About this exercise :: Please count how many lines below contain the word "Shift" and give nothing but that figure.

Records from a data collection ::

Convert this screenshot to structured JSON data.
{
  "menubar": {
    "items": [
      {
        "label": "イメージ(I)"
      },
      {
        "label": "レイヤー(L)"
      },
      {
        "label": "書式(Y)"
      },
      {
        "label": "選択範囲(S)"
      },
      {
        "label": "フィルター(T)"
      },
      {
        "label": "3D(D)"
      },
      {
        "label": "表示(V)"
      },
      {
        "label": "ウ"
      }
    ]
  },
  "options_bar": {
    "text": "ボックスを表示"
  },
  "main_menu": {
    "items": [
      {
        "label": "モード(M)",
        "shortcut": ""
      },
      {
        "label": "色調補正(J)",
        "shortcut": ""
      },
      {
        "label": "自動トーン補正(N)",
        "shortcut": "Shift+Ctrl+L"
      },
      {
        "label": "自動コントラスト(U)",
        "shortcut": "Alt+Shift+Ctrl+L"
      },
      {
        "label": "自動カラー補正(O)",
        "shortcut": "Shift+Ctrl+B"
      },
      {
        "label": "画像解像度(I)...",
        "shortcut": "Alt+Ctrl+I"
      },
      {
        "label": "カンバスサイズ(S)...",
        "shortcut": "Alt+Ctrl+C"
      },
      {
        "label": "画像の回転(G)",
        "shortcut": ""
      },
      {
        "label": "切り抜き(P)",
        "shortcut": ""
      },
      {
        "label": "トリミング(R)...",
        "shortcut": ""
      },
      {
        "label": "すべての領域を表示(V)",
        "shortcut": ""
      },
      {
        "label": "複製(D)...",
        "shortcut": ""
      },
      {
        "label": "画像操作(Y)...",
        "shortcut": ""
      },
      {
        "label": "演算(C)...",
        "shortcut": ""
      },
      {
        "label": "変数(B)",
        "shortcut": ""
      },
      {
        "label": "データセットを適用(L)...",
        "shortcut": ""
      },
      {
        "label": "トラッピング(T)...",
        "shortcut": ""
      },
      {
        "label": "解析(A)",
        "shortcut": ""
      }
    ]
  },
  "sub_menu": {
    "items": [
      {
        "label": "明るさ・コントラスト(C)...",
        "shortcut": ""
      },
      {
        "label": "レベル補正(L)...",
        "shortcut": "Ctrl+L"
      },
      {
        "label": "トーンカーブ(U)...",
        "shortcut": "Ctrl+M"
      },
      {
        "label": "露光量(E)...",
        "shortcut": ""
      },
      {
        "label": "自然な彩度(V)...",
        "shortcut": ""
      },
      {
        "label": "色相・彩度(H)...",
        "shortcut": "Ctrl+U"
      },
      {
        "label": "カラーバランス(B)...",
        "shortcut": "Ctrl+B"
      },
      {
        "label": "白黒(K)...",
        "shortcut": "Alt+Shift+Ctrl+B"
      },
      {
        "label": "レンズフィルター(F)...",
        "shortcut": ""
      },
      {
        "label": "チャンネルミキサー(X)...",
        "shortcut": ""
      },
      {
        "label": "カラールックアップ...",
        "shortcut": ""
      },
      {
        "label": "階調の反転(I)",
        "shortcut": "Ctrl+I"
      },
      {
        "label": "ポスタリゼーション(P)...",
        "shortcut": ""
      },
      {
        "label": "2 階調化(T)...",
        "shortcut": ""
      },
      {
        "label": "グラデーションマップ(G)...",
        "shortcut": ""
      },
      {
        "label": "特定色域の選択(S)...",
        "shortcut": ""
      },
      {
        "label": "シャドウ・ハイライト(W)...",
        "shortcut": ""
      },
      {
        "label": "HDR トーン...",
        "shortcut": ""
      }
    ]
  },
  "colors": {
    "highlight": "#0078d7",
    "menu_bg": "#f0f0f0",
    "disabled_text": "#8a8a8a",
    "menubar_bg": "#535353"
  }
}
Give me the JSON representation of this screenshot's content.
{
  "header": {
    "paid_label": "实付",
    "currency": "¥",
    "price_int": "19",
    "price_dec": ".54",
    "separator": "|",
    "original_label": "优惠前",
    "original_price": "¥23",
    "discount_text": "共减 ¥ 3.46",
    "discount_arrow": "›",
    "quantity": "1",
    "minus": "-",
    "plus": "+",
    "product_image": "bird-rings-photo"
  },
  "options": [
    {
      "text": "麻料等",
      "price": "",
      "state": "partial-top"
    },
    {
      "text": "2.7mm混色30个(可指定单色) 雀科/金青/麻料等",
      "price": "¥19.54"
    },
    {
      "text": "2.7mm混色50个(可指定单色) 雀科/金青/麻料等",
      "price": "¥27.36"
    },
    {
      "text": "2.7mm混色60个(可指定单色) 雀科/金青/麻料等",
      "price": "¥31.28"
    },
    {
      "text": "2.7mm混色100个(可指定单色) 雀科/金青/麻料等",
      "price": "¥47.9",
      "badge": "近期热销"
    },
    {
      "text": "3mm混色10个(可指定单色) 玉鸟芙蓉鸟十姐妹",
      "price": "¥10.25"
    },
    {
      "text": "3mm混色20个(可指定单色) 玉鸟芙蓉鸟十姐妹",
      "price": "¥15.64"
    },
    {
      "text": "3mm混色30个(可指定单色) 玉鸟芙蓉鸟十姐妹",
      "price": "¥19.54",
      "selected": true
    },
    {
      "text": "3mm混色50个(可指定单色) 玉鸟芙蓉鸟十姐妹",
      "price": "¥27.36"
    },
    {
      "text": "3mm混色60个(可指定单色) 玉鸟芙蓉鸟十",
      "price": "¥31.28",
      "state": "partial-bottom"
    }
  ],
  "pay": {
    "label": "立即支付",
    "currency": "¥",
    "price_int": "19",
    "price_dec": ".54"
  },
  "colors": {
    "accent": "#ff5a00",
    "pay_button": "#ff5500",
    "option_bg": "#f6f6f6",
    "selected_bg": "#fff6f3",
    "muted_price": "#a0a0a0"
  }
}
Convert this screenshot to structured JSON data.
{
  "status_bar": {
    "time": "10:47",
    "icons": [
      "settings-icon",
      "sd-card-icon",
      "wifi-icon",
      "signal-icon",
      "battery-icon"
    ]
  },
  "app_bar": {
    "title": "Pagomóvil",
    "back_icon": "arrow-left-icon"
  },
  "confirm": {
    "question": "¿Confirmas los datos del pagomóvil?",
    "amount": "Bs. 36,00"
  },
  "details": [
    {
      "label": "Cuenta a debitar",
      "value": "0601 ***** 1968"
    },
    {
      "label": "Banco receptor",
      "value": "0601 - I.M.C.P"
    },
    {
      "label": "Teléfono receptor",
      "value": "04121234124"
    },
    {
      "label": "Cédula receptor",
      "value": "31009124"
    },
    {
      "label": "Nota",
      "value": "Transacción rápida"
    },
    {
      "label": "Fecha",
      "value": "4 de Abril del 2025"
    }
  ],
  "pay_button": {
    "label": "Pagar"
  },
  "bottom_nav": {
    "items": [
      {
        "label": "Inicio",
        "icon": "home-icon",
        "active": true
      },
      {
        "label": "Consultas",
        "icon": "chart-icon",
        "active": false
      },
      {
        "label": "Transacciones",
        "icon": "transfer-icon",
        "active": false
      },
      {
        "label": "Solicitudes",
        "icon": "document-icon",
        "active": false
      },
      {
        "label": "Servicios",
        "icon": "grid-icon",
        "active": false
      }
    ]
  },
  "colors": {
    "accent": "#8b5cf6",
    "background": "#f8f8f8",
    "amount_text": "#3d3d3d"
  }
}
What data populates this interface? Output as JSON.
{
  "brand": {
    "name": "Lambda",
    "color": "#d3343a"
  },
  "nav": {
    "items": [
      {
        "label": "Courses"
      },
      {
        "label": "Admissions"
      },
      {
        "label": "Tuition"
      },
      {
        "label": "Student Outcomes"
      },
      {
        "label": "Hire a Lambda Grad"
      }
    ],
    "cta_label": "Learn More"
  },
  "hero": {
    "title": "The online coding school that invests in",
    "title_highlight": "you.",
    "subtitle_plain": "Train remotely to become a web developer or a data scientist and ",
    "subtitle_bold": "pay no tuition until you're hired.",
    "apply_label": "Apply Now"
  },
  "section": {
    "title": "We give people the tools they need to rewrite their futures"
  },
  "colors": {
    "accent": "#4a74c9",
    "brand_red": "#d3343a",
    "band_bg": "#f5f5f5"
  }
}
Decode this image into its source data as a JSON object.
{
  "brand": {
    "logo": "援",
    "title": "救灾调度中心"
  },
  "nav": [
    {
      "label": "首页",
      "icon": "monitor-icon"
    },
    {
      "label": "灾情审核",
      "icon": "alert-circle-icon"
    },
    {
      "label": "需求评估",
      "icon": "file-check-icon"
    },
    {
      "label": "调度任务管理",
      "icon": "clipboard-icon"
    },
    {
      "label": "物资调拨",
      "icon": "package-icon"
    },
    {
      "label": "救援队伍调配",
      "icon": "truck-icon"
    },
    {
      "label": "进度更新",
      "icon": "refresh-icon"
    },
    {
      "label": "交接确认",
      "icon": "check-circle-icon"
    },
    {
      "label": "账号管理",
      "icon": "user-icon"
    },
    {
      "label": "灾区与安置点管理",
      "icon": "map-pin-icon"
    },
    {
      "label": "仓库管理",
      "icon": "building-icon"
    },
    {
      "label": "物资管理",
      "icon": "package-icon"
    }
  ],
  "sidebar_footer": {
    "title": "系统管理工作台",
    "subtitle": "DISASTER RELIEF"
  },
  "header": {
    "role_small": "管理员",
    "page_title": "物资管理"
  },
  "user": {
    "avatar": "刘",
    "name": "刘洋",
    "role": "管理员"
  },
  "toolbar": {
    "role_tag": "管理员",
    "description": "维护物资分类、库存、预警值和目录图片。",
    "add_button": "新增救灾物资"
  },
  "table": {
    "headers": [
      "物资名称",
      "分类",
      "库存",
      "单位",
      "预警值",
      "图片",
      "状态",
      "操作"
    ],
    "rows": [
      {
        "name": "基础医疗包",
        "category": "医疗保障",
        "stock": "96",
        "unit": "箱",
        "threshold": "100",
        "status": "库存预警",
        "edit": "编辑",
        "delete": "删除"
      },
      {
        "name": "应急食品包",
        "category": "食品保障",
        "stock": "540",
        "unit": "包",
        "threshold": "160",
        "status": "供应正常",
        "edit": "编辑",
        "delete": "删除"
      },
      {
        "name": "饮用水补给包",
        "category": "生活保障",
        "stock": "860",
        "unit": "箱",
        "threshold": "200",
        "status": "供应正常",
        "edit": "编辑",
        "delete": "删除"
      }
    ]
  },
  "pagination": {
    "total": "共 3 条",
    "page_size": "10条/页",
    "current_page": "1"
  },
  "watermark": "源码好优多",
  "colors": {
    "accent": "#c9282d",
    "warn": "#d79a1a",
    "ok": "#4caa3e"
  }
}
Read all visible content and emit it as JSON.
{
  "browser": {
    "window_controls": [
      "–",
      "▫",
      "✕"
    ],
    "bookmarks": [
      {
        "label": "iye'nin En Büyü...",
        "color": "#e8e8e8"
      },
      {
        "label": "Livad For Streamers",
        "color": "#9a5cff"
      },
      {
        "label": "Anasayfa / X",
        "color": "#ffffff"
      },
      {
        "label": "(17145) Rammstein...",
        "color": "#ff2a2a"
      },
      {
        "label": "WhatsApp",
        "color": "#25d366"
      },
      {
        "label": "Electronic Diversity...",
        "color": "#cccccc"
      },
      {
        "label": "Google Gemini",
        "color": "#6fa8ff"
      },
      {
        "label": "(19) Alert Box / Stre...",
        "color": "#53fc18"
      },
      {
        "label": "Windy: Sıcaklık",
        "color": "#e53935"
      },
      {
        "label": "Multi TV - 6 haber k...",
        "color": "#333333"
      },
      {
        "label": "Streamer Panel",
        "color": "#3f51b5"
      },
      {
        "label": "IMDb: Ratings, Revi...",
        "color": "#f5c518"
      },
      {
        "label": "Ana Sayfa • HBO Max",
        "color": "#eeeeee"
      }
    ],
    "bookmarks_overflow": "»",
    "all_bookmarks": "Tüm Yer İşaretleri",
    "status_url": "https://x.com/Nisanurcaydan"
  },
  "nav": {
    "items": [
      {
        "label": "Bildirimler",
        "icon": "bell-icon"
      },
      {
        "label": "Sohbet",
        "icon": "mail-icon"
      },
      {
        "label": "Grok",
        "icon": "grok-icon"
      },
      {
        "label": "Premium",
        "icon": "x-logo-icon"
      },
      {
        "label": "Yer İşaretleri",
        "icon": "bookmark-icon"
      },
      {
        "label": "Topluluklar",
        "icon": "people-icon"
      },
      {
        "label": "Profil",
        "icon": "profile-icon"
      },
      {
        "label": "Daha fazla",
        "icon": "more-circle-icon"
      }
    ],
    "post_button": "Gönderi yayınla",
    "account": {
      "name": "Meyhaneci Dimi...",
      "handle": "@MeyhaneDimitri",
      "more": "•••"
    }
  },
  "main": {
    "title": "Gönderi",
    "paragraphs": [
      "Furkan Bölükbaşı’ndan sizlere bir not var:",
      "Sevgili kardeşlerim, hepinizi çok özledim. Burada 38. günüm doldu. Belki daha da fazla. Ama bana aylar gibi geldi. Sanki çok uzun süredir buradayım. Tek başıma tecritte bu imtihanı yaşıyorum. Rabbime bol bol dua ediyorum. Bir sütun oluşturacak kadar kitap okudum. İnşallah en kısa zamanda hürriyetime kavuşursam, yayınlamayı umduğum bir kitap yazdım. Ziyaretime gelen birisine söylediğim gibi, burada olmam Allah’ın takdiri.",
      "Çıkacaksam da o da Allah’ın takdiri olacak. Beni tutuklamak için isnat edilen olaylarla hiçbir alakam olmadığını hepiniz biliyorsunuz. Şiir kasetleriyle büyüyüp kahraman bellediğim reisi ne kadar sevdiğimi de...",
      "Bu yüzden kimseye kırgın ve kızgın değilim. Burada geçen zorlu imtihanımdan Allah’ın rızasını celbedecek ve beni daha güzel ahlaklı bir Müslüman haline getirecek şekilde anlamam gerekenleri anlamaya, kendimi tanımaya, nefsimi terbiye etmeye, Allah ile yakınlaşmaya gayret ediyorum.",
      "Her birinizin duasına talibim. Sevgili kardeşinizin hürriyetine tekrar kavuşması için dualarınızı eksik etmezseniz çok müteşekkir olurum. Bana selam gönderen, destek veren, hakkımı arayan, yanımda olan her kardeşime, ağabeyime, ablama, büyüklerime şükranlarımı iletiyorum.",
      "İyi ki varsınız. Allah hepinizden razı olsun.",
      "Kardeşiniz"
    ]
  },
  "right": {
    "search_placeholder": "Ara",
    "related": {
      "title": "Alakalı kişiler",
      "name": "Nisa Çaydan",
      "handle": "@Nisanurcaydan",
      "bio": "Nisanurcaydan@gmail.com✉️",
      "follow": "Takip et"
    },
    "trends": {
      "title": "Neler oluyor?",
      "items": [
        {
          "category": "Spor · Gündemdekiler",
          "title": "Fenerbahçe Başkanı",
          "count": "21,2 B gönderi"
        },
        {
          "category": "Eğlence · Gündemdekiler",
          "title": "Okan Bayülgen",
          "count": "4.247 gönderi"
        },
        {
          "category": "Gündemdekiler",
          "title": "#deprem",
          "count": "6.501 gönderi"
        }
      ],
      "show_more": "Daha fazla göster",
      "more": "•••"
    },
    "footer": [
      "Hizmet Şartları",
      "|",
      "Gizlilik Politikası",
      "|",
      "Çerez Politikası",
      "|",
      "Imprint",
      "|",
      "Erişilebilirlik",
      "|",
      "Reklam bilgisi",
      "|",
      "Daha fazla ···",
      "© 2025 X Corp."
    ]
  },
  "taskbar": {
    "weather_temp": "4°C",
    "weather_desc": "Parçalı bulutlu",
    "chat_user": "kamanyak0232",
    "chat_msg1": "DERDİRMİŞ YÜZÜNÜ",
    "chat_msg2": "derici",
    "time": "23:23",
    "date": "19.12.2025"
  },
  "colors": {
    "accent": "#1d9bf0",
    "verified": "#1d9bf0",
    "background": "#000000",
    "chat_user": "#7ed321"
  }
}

Output of the exercise :: 4